Two simple things are here: Do not ignore the Spirit's prompting; and do not despise the Scripture's wisdom. The Spirit's promptings always come in two areas: Stop doing what is wrong, and start doing what is right. If you are a Christian at all you are familiar with the inner feeling that says, "God wants you to do something," or "God wants you to stop doing something." We all have felt this inner guidance. What the apostle is saying is, "Give in to those feelings." When the Spirit prompts you to show love to somebody, do it; do not hold back.
I once heard of a man who said, "Sometimes when I think of how my wife works and blesses me, it's all I can do to keep from telling her that I love her!" There is a man being guided by the Spirit, but he is quenching the Spirit. Do not do that. Go ahead and tell her you love her. You may have to pick her off the floor afterward, but do not quench the Spirit!

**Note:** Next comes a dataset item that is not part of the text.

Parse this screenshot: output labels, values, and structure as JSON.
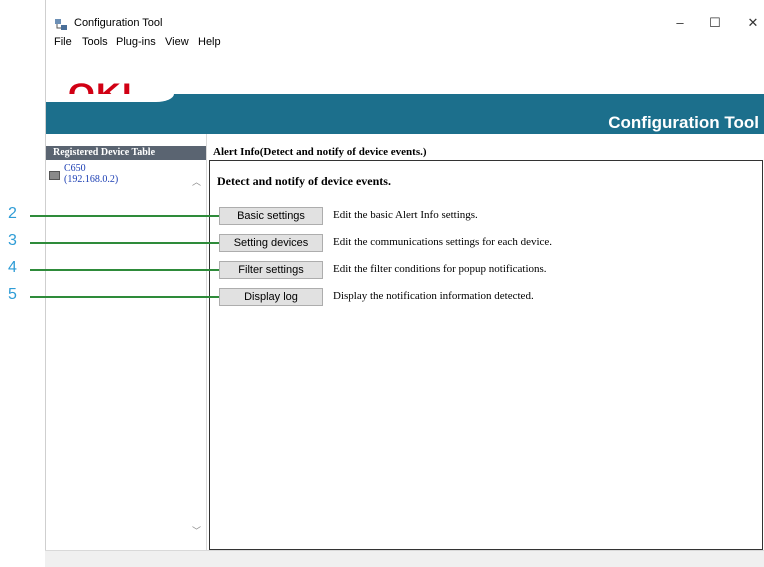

Then, second, do not ignore the Scripture's wisdom: "Do not despise prophesying." Unfortunately, because of certain cultic tendencies in our day, we think of prophesying as some special power to predict the future either for ourselves individually or for the world at large. But prophesying was not that. Dr. F. F. Bruce, who is one of the great expositors of our day, says prophesying is "declaring the mind of God in the power of the Spirit." In those early days, before the New Testament was written, this was done orally; prophets spoke the mind of the Spirit in an assembly. But since the writing of the Scriptures we have very little need for any kind of prophesying other than that based upon the Scriptures. So prophesying really becomes what we call today expository preaching and teaching. It is what I am doing right now. It is opening the mind of God from the Word of God. Do not despise that, says the apostle. That is the wisdom of God. That is telling you how to act, how to think and how to order your life. Do not treat it lightly. It will save you countless headaches and heartaches if you observe it.

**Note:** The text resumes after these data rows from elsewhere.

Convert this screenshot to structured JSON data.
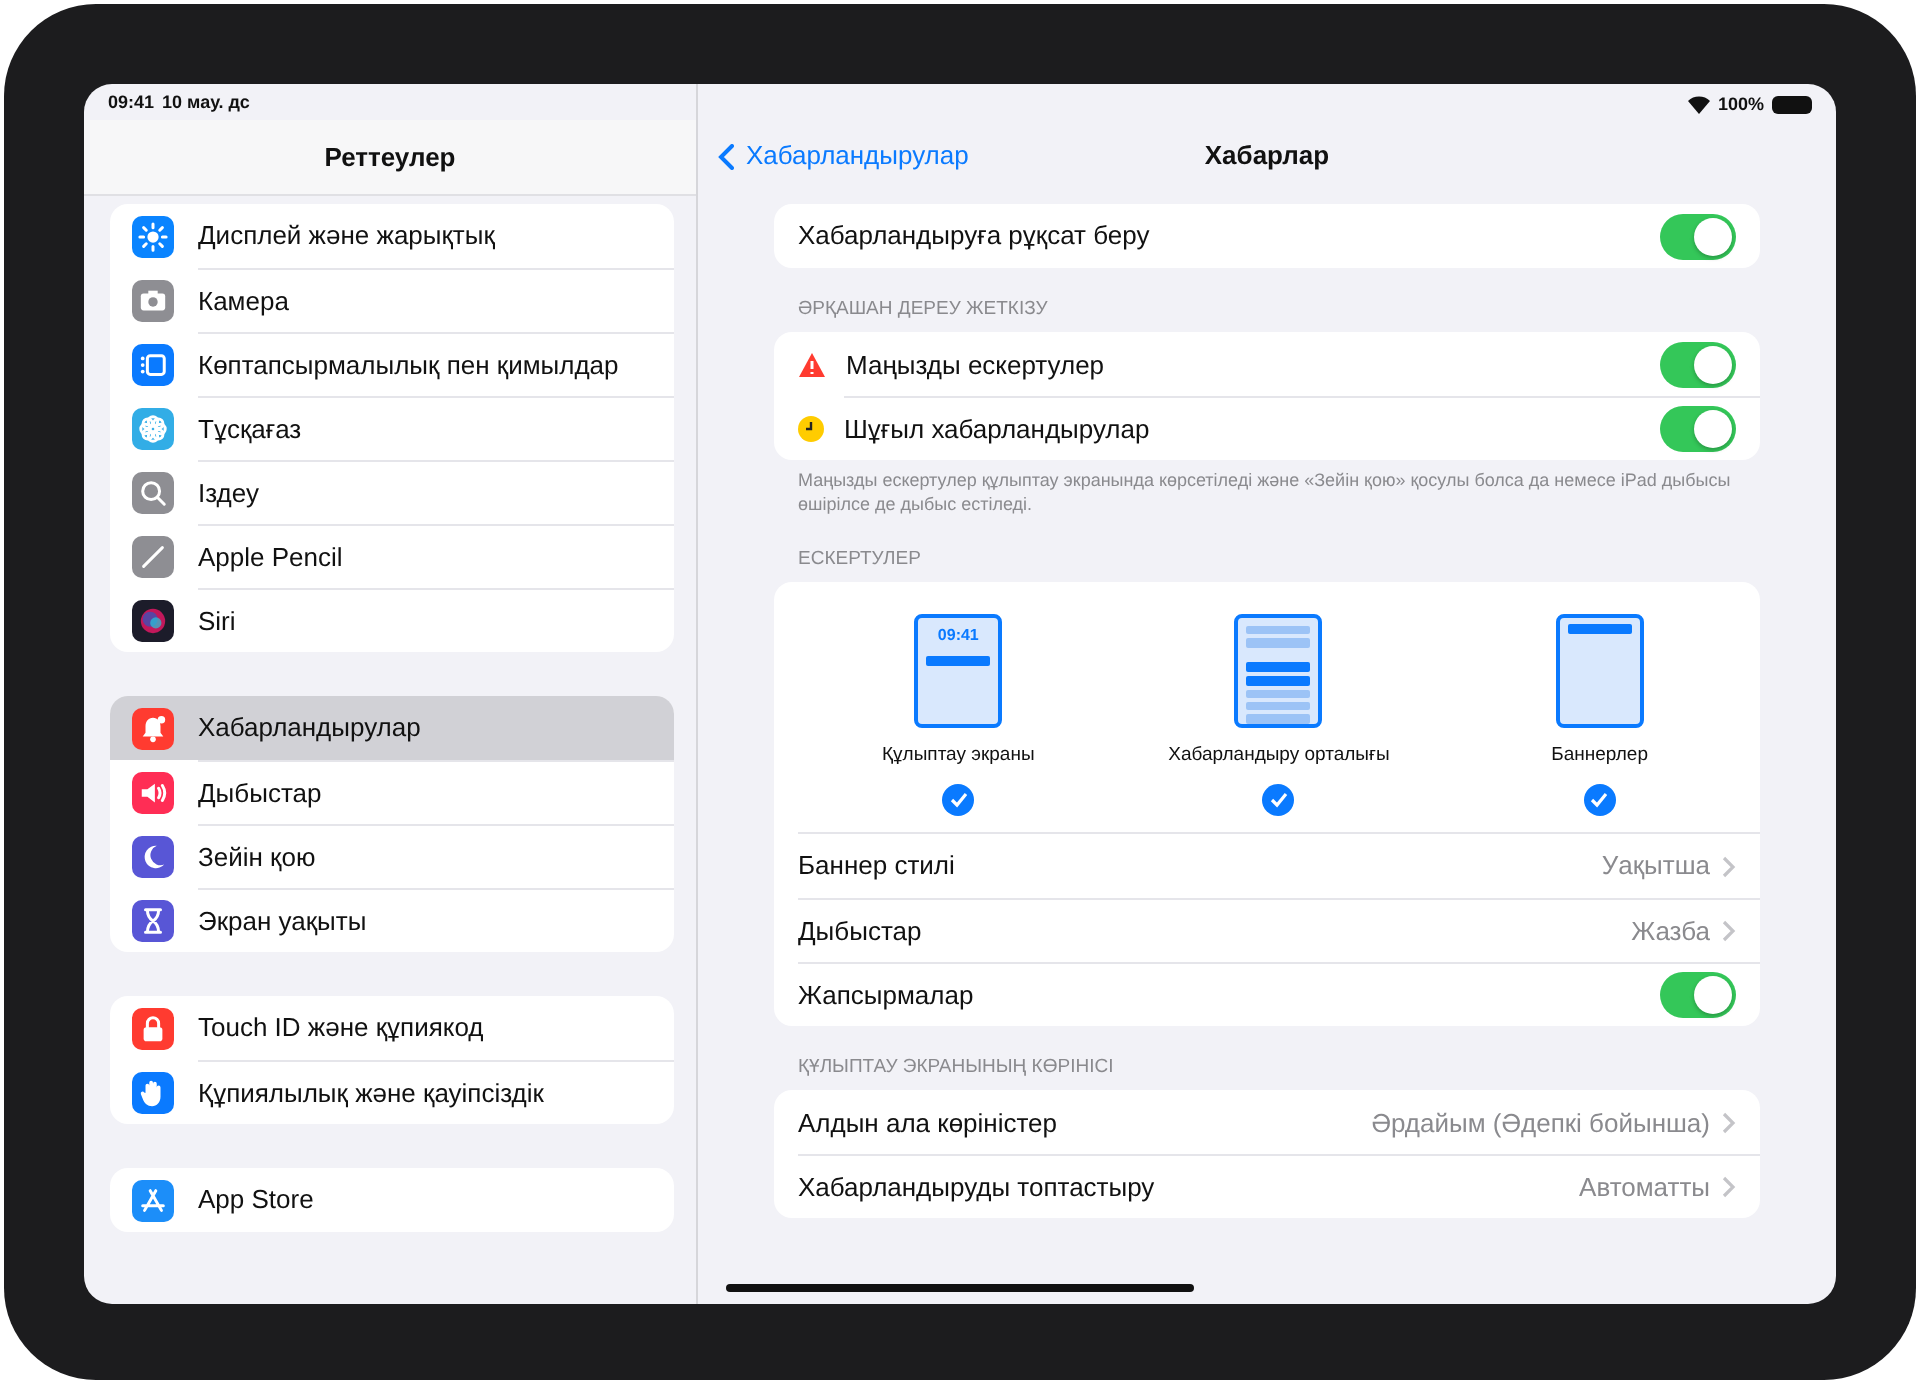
{
  "status_bar": {
    "time": "09:41",
    "date": "10 мау. дс",
    "battery": "100%"
  },
  "sidebar": {
    "title": "Реттеулер",
    "groups": [
      {
        "items": [
          {
            "label": "Дисплей және жарықтық",
            "kind": "display",
            "color": "#0a84ff",
            "selected": false
          },
          {
            "label": "Камера",
            "kind": "camera",
            "color": "#8e8e93",
            "selected": false
          },
          {
            "label": "Көптапсырмалылық пен қимылдар",
            "kind": "multitask",
            "color": "#0a7aff",
            "selected": false
          },
          {
            "label": "Тұсқағаз",
            "kind": "wallpaper",
            "color": "#32ade6",
            "selected": false
          },
          {
            "label": "Іздеу",
            "kind": "search",
            "color": "#8e8e93",
            "selected": false
          },
          {
            "label": "Apple Pencil",
            "kind": "pencil",
            "color": "#8e8e93",
            "selected": false
          },
          {
            "label": "Siri",
            "kind": "siri",
            "color": "#1c1c2a",
            "selected": false
          }
        ]
      },
      {
        "items": [
          {
            "label": "Хабарландырулар",
            "kind": "bell",
            "color": "#ff3b30",
            "selected": true
          },
          {
            "label": "Дыбыстар",
            "kind": "speaker",
            "color": "#ff2d55",
            "selected": false
          },
          {
            "label": "Зейін қою",
            "kind": "moon",
            "color": "#5856d6",
            "selected": false
          },
          {
            "label": "Экран уақыты",
            "kind": "hourglass",
            "color": "#5856d6",
            "selected": false
          }
        ]
      },
      {
        "items": [
          {
            "label": "Touch ID және құпиякод",
            "kind": "lock",
            "color": "#ff3b30",
            "selected": false
          },
          {
            "label": "Құпиялылық және қауіпсіздік",
            "kind": "hand",
            "color": "#0a7aff",
            "selected": false
          }
        ]
      },
      {
        "items": [
          {
            "label": "App Store",
            "kind": "appstore",
            "color": "#1c8ef9",
            "selected": false
          }
        ]
      }
    ]
  },
  "detail": {
    "back": "Хабарландырулар",
    "title": "Хабарлар",
    "sections": [
      {
        "rows": [
          {
            "kind": "toggle",
            "label": "Хабарландыруға рұқсат беру",
            "on": true
          }
        ]
      },
      {
        "header": "ӘРҚАШАН ДЕРЕУ ЖЕТКІЗУ",
        "rows": [
          {
            "kind": "critical",
            "label": "Маңызды ескертулер",
            "on": true
          },
          {
            "kind": "urgent",
            "label": "Шұғыл хабарландырулар",
            "on": true
          }
        ],
        "footer": "Маңызды ескертулер құлыптау экранында көрсетіледі және «Зейін қою» қосулы болса да немесе iPad дыбысы өшірілсе де дыбыс естіледі."
      },
      {
        "header": "ЕСКЕРТУЛЕР",
        "alert_styles": [
          {
            "kind": "lock",
            "label": "Құлыптау экраны",
            "preview_time": "09:41",
            "checked": true
          },
          {
            "kind": "center",
            "label": "Хабарландыру орталығы",
            "checked": true
          },
          {
            "kind": "banner",
            "label": "Баннерлер",
            "checked": true
          }
        ],
        "rows": [
          {
            "kind": "link",
            "label": "Баннер стилі",
            "value": "Уақытша"
          },
          {
            "kind": "link",
            "label": "Дыбыстар",
            "value": "Жазба"
          },
          {
            "kind": "toggle",
            "label": "Жапсырмалар",
            "on": true
          }
        ]
      },
      {
        "header": "ҚҰЛЫПТАУ ЭКРАНЫНЫҢ КӨРІНІСІ",
        "rows": [
          {
            "kind": "link",
            "label": "Алдын ала көріністер",
            "value": "Әрдайым (Әдепкі бойынша)"
          },
          {
            "kind": "link",
            "label": "Хабарландыруды топтастыру",
            "value": "Автоматты"
          }
        ]
      }
    ]
  }
}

But, the apostle adds, "test it." It is easy to imitate this. Anyone can stand up and say in a deep tone of voice, "This is the word of the Lord." We must learn to test what is said from what has already been revealed. Paul commended the Bereans for this, saying they were more noble than those in Thessalonica because they "received the word with all readiness of heart and searched the Scriptures daily whether these things were so," (Acts 17:11). Test it, is what Paul is saying.
“Now may the God of peace Himself sanctify you completely” Do you notice who it is here that does the changing in us? So often we think that sanctification is a result of our hard work, when the truth is that sanctification comes from God, and our good works are the result. Our responsibility is to simply make the choice to allow God to work in us and He will do the rest. “He who calls you [is] faithful, who also will do [it].” Our Father in heaven is faithful to do what He has promised. Ray Stedman also had this to say about this verse; “Choose to obey and he will give you power to perform; but he will not give you the power to perform until you make the choice to obey!”
Most of us would agree the signs of the end are all around us. How important is it then to pay attention to these verses which Paul uses to instruct us on how we are to live in the very time we find ourselves in?